Schwieger had just turned thirty-two years old but already was considered one of the German navy’s most knowledgeable commanders, so much so that he was consulted on submarine matters by his superiors, and his boat was used to try out new submarine tactics. He was one of the few captains who had been in the submarine service before the war began. He was tall and slender, with broad shoulders. “
A particularly fine-looking fellow,” one of his crew members said. His eyes were pale blue and conveyed coolness and good humor.
Around noon, Schwieger’s boat entered the deep waters beyond Borkum, in a portion of the North Sea known variously as the German Bight or Heligoland Bight. Here the sea bottom fell away and on bright days the water turned a deep cobalt. In his War Log, kept for every patrol, Schwieger noted that the sea was running a three-foot swell from the west and that visibility was good.
Although he was free to submerge the vessel if he wished, he kept it on the surface, where he could travel farther and faster. His twin diesel engines could generate up to 15 knots, enough to overtake most conventional merchant ships.

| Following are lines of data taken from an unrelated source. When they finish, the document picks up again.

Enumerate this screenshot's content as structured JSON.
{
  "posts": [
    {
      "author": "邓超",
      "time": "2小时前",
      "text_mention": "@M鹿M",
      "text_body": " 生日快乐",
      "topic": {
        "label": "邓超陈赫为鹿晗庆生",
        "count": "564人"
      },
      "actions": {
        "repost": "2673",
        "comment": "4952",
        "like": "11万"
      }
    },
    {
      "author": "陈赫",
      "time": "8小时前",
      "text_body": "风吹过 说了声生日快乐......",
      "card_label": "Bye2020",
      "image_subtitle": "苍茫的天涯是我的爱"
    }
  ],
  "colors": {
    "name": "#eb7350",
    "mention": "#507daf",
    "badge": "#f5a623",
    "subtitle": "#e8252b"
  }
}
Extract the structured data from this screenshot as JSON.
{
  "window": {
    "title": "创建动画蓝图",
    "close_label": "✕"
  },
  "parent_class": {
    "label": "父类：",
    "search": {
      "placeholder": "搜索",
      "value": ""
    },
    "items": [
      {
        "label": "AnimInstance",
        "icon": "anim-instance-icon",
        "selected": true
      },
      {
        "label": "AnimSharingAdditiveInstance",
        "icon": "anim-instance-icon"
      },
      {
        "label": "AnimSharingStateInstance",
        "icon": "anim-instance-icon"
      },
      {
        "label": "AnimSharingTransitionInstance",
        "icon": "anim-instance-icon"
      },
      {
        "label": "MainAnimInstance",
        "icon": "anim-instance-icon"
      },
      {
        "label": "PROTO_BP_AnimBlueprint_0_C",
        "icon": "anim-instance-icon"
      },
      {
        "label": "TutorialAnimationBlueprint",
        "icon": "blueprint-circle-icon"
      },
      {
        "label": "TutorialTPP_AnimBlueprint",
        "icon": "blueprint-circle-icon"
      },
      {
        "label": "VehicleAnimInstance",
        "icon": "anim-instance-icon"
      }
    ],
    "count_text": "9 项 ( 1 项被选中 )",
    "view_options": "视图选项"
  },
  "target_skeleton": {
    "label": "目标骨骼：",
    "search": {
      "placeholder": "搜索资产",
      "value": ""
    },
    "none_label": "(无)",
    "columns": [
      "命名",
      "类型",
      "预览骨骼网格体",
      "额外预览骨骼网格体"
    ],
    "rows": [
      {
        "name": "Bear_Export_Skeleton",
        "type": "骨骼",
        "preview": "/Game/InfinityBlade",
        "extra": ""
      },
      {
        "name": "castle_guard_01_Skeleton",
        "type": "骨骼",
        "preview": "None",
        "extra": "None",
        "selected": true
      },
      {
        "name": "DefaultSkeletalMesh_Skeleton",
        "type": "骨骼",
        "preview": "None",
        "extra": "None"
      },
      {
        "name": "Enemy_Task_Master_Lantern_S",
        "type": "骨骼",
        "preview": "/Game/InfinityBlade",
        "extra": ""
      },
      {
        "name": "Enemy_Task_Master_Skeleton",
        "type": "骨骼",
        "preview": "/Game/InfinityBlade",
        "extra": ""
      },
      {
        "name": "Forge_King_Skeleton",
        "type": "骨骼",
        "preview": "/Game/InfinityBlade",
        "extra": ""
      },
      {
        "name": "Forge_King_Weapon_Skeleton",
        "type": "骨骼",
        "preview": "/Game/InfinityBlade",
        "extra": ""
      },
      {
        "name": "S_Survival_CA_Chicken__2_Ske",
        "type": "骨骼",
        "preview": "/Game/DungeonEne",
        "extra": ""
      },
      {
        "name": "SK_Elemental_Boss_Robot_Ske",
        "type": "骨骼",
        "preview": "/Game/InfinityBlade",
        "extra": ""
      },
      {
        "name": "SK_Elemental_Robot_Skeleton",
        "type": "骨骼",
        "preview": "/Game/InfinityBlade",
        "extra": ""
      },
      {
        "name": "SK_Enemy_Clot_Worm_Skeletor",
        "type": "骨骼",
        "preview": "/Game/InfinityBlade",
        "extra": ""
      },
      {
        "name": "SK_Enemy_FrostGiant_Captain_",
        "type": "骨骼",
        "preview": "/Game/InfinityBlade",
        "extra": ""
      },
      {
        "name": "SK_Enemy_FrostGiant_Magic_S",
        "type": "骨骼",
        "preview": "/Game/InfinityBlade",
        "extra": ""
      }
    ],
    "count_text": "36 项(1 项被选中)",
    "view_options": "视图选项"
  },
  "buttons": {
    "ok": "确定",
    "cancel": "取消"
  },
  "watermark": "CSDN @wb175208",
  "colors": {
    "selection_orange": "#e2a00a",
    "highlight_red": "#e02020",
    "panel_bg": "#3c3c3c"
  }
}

At routine cruising speeds, say 8 knots, he could travel up to 5,200 nautical miles. Once submerged, however, Schwieger had to switch to two battery-powered engines, lest the diesels consume all the oxygen in the boat. These engines could deliver 9 knots at best, and only for a brief period. Even at half that pace, a submerged U-boat could travel only about 80 nautical miles. These speeds were so slow that sometimes U-boats trying to make their way against the fast currents of the Strait of Dover, between England and France, were unable to advance. U-boats in fact traveled underwater as little as possible, typically only in extreme weather or when attacking ships or dodging destroyers.
For much of his first day at sea, Schwieger was able to maintain
wireless contact with the station on Borkum Island and with a naval vessel in Emden Harbor, the
, which was equipped with wireless apparatus that could communicate over long distances.
Schwieger noted in his log that his ability to trade messages with the Borkum transmitter ceased when his U-boat was 45 sea miles out but that he maintained a good connection with the
. Along the way his wireless operator repeatedly sent test signals, something U-boat wireless operators often did, as if to postpone the inevitable moment when the boat would be out of range of all friendly sources and utterly on its own.
This isolation made the U-boat distinct among Germany’s naval forces. Surface ships usually traveled in groups and, given the height of their masts, could stay in contact with their bases; U-boats traveled solo and lost contact sooner, typically after sailing only a couple of hundred miles. Once at sea, a U-boat captain was free to conduct his patrol in whatever manner suited him, without supervision from above. He alone determined when and whether to attack, when to ascend or dive, and when to return to base. He had absolute control over the boat’s periscope. “
I want to stress that the submarine is only a one-eyed vessel,” said a U-boat commander, Baron Edgar von Spiegel von und zu Peckelsheim, who knew Schwieger well. “That means, only the one who is at the periscope with one eye has the whole responsibility for attacking or the safety of his ship and crew.”